(Component data from apps and pages)
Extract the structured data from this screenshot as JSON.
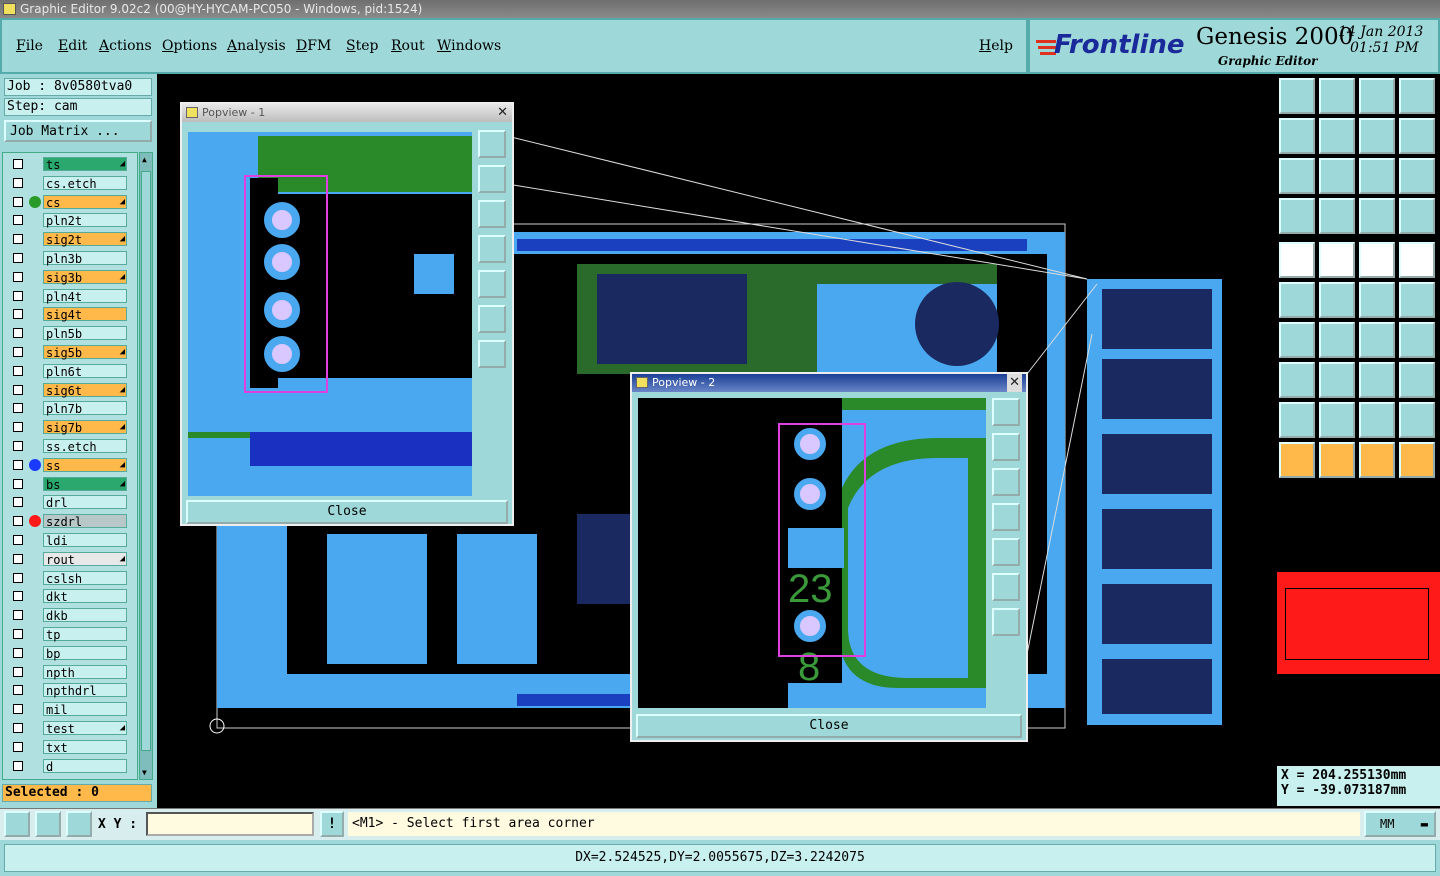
{
  "window": {
    "title": "Graphic Editor 9.02c2 (00@HY-HYCAM-PC050 - Windows, pid:1524)"
  },
  "menu": [
    {
      "label": "File"
    },
    {
      "label": "Edit"
    },
    {
      "label": "Actions"
    },
    {
      "label": "Options"
    },
    {
      "label": "Analysis"
    },
    {
      "label": "DFM"
    },
    {
      "label": "Step"
    },
    {
      "label": "Rout"
    },
    {
      "label": "Windows"
    },
    {
      "label": "Help"
    }
  ],
  "brand": {
    "logo": "Frontline",
    "product": "Genesis 2000",
    "subtitle": "Graphic Editor",
    "date": "14 Jan 2013",
    "time": "01:51 PM"
  },
  "job": {
    "job": "Job : 8v0580tva0",
    "step": "Step: cam",
    "matrix_button": "Job Matrix ..."
  },
  "layers": [
    {
      "name": "ts",
      "color": "#2aa86e",
      "arrow": true
    },
    {
      "name": "cs.etch",
      "color": "#c8f0ef",
      "arrow": false
    },
    {
      "name": "cs",
      "color": "#ffb94a",
      "arrow": true,
      "dot": "#2a9a2a"
    },
    {
      "name": "pln2t",
      "color": "#c8f0ef",
      "arrow": false
    },
    {
      "name": "sig2t",
      "color": "#ffb94a",
      "arrow": true
    },
    {
      "name": "pln3b",
      "color": "#c8f0ef",
      "arrow": false
    },
    {
      "name": "sig3b",
      "color": "#ffb94a",
      "arrow": true
    },
    {
      "name": "pln4t",
      "color": "#c8f0ef",
      "arrow": false
    },
    {
      "name": "sig4t",
      "color": "#ffb94a",
      "arrow": false
    },
    {
      "name": "pln5b",
      "color": "#c8f0ef",
      "arrow": false
    },
    {
      "name": "sig5b",
      "color": "#ffb94a",
      "arrow": true
    },
    {
      "name": "pln6t",
      "color": "#c8f0ef",
      "arrow": false
    },
    {
      "name": "sig6t",
      "color": "#ffb94a",
      "arrow": true
    },
    {
      "name": "pln7b",
      "color": "#c8f0ef",
      "arrow": false
    },
    {
      "name": "sig7b",
      "color": "#ffb94a",
      "arrow": true
    },
    {
      "name": "ss.etch",
      "color": "#c8f0ef",
      "arrow": false
    },
    {
      "name": "ss",
      "color": "#ffb94a",
      "arrow": true,
      "dot": "#1a3aff"
    },
    {
      "name": "bs",
      "color": "#2aa86e",
      "arrow": true
    },
    {
      "name": "drl",
      "color": "#c8f0ef",
      "arrow": false
    },
    {
      "name": "szdrl",
      "color": "#b8c8c8",
      "arrow": false,
      "dot": "#ff1a1a"
    },
    {
      "name": "ldi",
      "color": "#c8f0ef",
      "arrow": false
    },
    {
      "name": "rout",
      "color": "#e8e8e8",
      "arrow": true
    },
    {
      "name": "cslsh",
      "color": "#c8f0ef",
      "arrow": false
    },
    {
      "name": "dkt",
      "color": "#c8f0ef",
      "arrow": false
    },
    {
      "name": "dkb",
      "color": "#c8f0ef",
      "arrow": false
    },
    {
      "name": "tp",
      "color": "#c8f0ef",
      "arrow": false
    },
    {
      "name": "bp",
      "color": "#c8f0ef",
      "arrow": false
    },
    {
      "name": "npth",
      "color": "#c8f0ef",
      "arrow": false
    },
    {
      "name": "npthdrl",
      "color": "#c8f0ef",
      "arrow": false
    },
    {
      "name": "mil",
      "color": "#c8f0ef",
      "arrow": false
    },
    {
      "name": "test",
      "color": "#c8f0ef",
      "arrow": true
    },
    {
      "name": "txt",
      "color": "#c8f0ef",
      "arrow": false
    },
    {
      "name": "d",
      "color": "#c8f0ef",
      "arrow": false
    }
  ],
  "selected": "Selected : 0",
  "popview1": {
    "title": "Popview - 1",
    "close": "Close"
  },
  "popview2": {
    "title": "Popview - 2",
    "close": "Close",
    "text_23": "23",
    "text_8": "8"
  },
  "coords": {
    "x": "X  =  204.255130mm",
    "y": "Y  =  -39.073187mm"
  },
  "toolbar": {
    "xy_label": "X Y :",
    "xy_value": "",
    "prompt": "<M1> - Select first area corner",
    "units": "MM"
  },
  "status": {
    "measure": "DX=2.524525,DY=2.0055675,DZ=3.2242075"
  },
  "tool_grid": {
    "icons": [
      "zoom-home",
      "zoom-in",
      "zoom-home2",
      "zoom-split",
      "pan-left",
      "pan-right",
      "zoom-step",
      "zoom-arrange",
      "zoom-fit",
      "zoom-center",
      "zoom-1to2",
      "help",
      "measure",
      "snap",
      "netlist",
      "netlist-red",
      "feature-select",
      "feature-highlight",
      "ruler",
      "snap-box",
      "link",
      "cross",
      "move",
      "copy",
      "line",
      "line2",
      "rotate",
      "mirror",
      "pad",
      "wire",
      "scale",
      "pads",
      "triangle",
      "triangle2",
      "triangle3",
      "triangle4",
      "pointer",
      "pointer2",
      "pointer3",
      "route"
    ]
  }
}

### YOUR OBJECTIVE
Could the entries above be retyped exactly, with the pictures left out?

### ANSWER TO THIS EXERCISE
Extract the structured data from this screenshot as JSON.
{
  "window": {
    "title": "Graphic Editor 9.02c2 (00@HY-HYCAM-PC050 - Windows, pid:1524)"
  },
  "menu": [
    {
      "label": "File"
    },
    {
      "label": "Edit"
    },
    {
      "label": "Actions"
    },
    {
      "label": "Options"
    },
    {
      "label": "Analysis"
    },
    {
      "label": "DFM"
    },
    {
      "label": "Step"
    },
    {
      "label": "Rout"
    },
    {
      "label": "Windows"
    },
    {
      "label": "Help"
    }
  ],
  "brand": {
    "logo": "Frontline",
    "product": "Genesis 2000",
    "subtitle": "Graphic Editor",
    "date": "14 Jan 2013",
    "time": "01:51 PM"
  },
  "job": {
    "job": "Job : 8v0580tva0",
    "step": "Step: cam",
    "matrix_button": "Job Matrix ..."
  },
  "layers": [
    {
      "name": "ts",
      "color": "#2aa86e",
      "arrow": true
    },
    {
      "name": "cs.etch",
      "color": "#c8f0ef",
      "arrow": false
    },
    {
      "name": "cs",
      "color": "#ffb94a",
      "arrow": true,
      "dot": "#2a9a2a"
    },
    {
      "name": "pln2t",
      "color": "#c8f0ef",
      "arrow": false
    },
    {
      "name": "sig2t",
      "color": "#ffb94a",
      "arrow": true
    },
    {
      "name": "pln3b",
      "color": "#c8f0ef",
      "arrow": false
    },
    {
      "name": "sig3b",
      "color": "#ffb94a",
      "arrow": true
    },
    {
      "name": "pln4t",
      "color": "#c8f0ef",
      "arrow": false
    },
    {
      "name": "sig4t",
      "color": "#ffb94a",
      "arrow": false
    },
    {
      "name": "pln5b",
      "color": "#c8f0ef",
      "arrow": false
    },
    {
      "name": "sig5b",
      "color": "#ffb94a",
      "arrow": true
    },
    {
      "name": "pln6t",
      "color": "#c8f0ef",
      "arrow": false
    },
    {
      "name": "sig6t",
      "color": "#ffb94a",
      "arrow": true
    },
    {
      "name": "pln7b",
      "color": "#c8f0ef",
      "arrow": false
    },
    {
      "name": "sig7b",
      "color": "#ffb94a",
      "arrow": true
    },
    {
      "name": "ss.etch",
      "color": "#c8f0ef",
      "arrow": false
    },
    {
      "name": "ss",
      "color": "#ffb94a",
      "arrow": true,
      "dot": "#1a3aff"
    },
    {
      "name": "bs",
      "color": "#2aa86e",
      "arrow": true
    },
    {
      "name": "drl",
      "color": "#c8f0ef",
      "arrow": false
    },
    {
      "name": "szdrl",
      "color": "#b8c8c8",
      "arrow": false,
      "dot": "#ff1a1a"
    },
    {
      "name": "ldi",
      "color": "#c8f0ef",
      "arrow": false
    },
    {
      "name": "rout",
      "color": "#e8e8e8",
      "arrow": true
    },
    {
      "name": "cslsh",
      "color": "#c8f0ef",
      "arrow": false
    },
    {
      "name": "dkt",
      "color": "#c8f0ef",
      "arrow": false
    },
    {
      "name": "dkb",
      "color": "#c8f0ef",
      "arrow": false
    },
    {
      "name": "tp",
      "color": "#c8f0ef",
      "arrow": false
    },
    {
      "name": "bp",
      "color": "#c8f0ef",
      "arrow": false
    },
    {
      "name": "npth",
      "color": "#c8f0ef",
      "arrow": false
    },
    {
      "name": "npthdrl",
      "color": "#c8f0ef",
      "arrow": false
    },
    {
      "name": "mil",
      "color": "#c8f0ef",
      "arrow": false
    },
    {
      "name": "test",
      "color": "#c8f0ef",
      "arrow": true
    },
    {
      "name": "txt",
      "color": "#c8f0ef",
      "arrow": false
    },
    {
      "name": "d",
      "color": "#c8f0ef",
      "arrow": false
    }
  ],
  "selected": "Selected : 0",
  "popview1": {
    "title": "Popview - 1",
    "close": "Close"
  },
  "popview2": {
    "title": "Popview - 2",
    "close": "Close",
    "text_23": "23",
    "text_8": "8"
  },
  "coords": {
    "x": "X  =  204.255130mm",
    "y": "Y  =  -39.073187mm"
  },
  "toolbar": {
    "xy_label": "X Y :",
    "xy_value": "",
    "prompt": "<M1> - Select first area corner",
    "units": "MM"
  },
  "status": {
    "measure": "DX=2.524525,DY=2.0055675,DZ=3.2242075"
  },
  "tool_grid": {
    "icons": [
      "zoom-home",
      "zoom-in",
      "zoom-home2",
      "zoom-split",
      "pan-left",
      "pan-right",
      "zoom-step",
      "zoom-arrange",
      "zoom-fit",
      "zoom-center",
      "zoom-1to2",
      "help",
      "measure",
      "snap",
      "netlist",
      "netlist-red",
      "feature-select",
      "feature-highlight",
      "ruler",
      "snap-box",
      "link",
      "cross",
      "move",
      "copy",
      "line",
      "line2",
      "rotate",
      "mirror",
      "pad",
      "wire",
      "scale",
      "pads",
      "triangle",
      "triangle2",
      "triangle3",
      "triangle4",
      "pointer",
      "pointer2",
      "pointer3",
      "route"
    ]
  }
}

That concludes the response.